Citation: Deistung A, Schäfer A, Schweser F, Biedermann U, Güllmar D, Trampel R, Turner R and Reichenbach JR (2013) High-resolution MR imaging of the human brainstem in vivo at 7 Tesla. Front. Hum. Neurosci. 7:710. doi: 10.3389/fnhum.2013.00710
Received: 30 May 2013; Paper pending published: 25 June 2013;
Accepted: 07 October 2013; Published online: 29 October 2013.
Edited by:Florian Beissner, Martinos Center for Biomedical Imaging, USA
Reviewed by:Markus Barth, Radboud University Nijmegen, Netherlands
Christine Preibisch, Klinikum rechts der Isar der Technischen Universität München, Germany
Copyright: © 2013 Deistung, Schäfer, Schweser, Biedermann, Güllmar, Trampel, Turner and Reichenbach. This is an open-access article distributed under the terms of the Creative Commons Attribution License (CC BY). The use, distribution or reproduction in other forums is permitted, provided the original author(s) or licensor are credited and that the original publication in this journal is cited, in accordance with accepted academic practice. No use, distribution or reproduction is permitted which does not comply with these terms.

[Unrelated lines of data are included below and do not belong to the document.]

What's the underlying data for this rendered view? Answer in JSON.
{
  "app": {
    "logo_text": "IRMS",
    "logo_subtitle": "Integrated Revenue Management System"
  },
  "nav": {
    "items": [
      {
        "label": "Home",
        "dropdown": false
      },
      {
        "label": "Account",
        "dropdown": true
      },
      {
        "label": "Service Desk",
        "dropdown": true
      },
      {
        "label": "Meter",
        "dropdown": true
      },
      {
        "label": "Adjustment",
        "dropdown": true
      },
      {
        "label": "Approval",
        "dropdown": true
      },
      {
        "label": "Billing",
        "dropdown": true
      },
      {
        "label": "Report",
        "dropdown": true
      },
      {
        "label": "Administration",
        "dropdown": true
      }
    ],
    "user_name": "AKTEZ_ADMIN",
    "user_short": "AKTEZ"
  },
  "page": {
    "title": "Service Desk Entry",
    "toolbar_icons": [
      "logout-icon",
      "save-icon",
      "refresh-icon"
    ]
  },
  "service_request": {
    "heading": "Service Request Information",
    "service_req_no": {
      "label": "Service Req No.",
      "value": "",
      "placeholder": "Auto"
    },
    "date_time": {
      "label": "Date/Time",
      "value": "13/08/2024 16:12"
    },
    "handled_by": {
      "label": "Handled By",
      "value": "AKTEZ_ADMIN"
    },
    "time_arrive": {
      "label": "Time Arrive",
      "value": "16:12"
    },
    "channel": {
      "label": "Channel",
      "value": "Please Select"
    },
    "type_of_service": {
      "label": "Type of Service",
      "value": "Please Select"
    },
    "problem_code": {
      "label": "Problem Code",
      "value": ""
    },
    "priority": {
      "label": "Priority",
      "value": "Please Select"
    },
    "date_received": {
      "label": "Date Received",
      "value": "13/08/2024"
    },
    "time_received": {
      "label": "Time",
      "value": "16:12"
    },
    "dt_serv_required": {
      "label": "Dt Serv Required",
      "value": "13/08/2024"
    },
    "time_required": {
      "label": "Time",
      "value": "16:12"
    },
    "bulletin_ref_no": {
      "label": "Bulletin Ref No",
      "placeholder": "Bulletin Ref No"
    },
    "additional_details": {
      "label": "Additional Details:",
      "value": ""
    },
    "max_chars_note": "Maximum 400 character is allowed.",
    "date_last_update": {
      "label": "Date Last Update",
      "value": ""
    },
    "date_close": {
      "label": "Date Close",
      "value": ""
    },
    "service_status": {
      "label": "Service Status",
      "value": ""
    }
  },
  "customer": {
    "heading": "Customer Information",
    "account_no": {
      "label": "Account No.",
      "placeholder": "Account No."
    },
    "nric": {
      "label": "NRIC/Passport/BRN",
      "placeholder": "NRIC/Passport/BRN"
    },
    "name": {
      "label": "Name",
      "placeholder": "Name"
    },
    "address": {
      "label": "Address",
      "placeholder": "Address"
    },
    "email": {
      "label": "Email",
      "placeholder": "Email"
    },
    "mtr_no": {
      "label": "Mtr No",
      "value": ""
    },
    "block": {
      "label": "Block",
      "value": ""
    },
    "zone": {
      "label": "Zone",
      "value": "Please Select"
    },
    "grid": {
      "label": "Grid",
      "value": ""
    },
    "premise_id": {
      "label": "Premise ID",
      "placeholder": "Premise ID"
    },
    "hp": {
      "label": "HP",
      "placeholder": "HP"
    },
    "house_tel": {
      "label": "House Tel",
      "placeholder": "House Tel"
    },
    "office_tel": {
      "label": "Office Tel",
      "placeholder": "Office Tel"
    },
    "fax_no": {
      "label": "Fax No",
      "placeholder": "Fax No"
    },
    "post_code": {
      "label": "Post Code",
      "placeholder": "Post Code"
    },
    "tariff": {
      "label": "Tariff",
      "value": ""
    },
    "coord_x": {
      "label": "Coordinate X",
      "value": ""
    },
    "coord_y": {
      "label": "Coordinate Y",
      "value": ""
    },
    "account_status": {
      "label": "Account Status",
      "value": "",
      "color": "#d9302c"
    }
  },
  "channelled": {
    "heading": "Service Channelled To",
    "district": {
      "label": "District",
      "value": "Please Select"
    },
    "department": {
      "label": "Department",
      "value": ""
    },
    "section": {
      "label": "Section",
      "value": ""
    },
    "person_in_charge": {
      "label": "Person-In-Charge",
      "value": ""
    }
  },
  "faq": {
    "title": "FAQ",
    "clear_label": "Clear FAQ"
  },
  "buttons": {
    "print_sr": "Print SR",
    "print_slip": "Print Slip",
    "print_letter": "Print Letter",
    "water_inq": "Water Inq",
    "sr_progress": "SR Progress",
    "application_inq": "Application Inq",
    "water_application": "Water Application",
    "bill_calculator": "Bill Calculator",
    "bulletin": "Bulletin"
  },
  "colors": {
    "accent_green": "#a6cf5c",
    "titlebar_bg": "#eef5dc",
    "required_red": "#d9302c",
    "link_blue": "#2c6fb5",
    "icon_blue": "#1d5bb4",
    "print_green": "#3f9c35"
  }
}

*Correspondence: Andreas Deistung, Medical Physics Group, Institute of Diagnostic and Interventional Radiology I, Jena University Hospital – Friedrich Schiller University Jena, Philosophenweg 3 – MRI Building, 07743 Jena, Germany e-mail: firstname.lastname@example.org